Nicknamed the “Dark River,” this hypothetical waterway – that is, if it really exists – can stretch for 1,000 kilometers (620 miles), flowing from deep inland Greenland to the Petermann Fjord in the northwest of the country.
“The results are consistent with a long subglacial river, however, we are not yet certain about it,” explains ice sheet modeler Christopher Chambers of the Hokkaido University in Japan.
This uncertainty is largely due to significant gaps in radar data from aerial surveys of the Greenland Ice Sheet, which over the years have detected fragmented flashes of what looks like a giant subglacial valley system that it extends below large parts of the island.
Numerous studies in the last two decades have suggested that such trenches, valleys or “mega canyons” could be hidden in the subglacial environment, and have also raised the idea that liquid water could flow to the bottom of these geological features.
However, due to gaps in the data – given the paucity of flights mapping these deep contours – it is not known whether all the valleys are connected by a long, meandering river, or if they are simply disconnected segments of phenomena, let alone how the water would behave down there.
“We don’t know how much water, if any, is available to flow through the valley, and whether it actually comes out of Petermann Fjord or refreezes, or escapes from the valley, along the way,” Chambers explains.
In a new study designed as a “theoretical disquisition,” Chambers and his team explored the hypothetical possibility that the valley is not divided into separate pieces, but runs continuously in a long river.
They say such a possibility is plausible, given that the segmentation seen in the modeling above could be an illusion: phantom elevations resulting from misleading modeling in data-poor regions, rather than territorial features.
“Increases occur when data is interpolated to fill in the gaps between places where radar has obtained reliable data,” the authors write in the published article. “This suggests that the valley elevations may not be real.”
In the new model, the researchers assumed that the Dark River is indeed a continuous feature. Based on that scenario, the simulations suggested that the waterway flows from central Greenland out to sea, with liquid water flowing through the unbroken path.

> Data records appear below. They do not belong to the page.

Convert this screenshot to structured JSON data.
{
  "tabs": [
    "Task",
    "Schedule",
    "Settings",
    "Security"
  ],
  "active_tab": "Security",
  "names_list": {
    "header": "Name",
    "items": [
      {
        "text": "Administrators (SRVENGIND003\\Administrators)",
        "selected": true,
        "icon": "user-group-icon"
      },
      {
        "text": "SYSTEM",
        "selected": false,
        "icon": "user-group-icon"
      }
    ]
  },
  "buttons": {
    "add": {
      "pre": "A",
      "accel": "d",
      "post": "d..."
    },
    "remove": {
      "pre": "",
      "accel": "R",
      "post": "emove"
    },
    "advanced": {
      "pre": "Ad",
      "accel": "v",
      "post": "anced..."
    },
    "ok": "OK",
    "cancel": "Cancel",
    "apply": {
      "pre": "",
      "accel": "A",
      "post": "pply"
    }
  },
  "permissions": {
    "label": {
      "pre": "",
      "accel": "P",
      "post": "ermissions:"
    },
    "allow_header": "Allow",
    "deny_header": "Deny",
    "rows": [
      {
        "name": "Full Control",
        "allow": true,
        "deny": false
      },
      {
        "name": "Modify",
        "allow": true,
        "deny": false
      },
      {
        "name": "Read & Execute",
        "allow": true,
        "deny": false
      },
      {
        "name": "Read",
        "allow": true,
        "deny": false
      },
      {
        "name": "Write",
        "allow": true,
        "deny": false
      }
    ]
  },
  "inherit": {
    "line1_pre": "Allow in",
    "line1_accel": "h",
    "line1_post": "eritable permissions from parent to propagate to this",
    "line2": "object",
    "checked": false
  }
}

“Along its route, the valley road gradually progresses up an icy incline, causing a decrease in pressure from the ice overburden and theoretically allowing water to flow through,” the team writes.
While the findings remain hypothetical for now, the researchers believe future aerial studies could one day confirm the simulations.
If so, not only would it tell us that the Dark River is real, but we have also reached a new level of ability to model the behavior of the Greenland ice sheet – an enormously complex and mysterious body that is predicted to have a large impact on future sea level rise.
The findings have been published in The Cryosphere.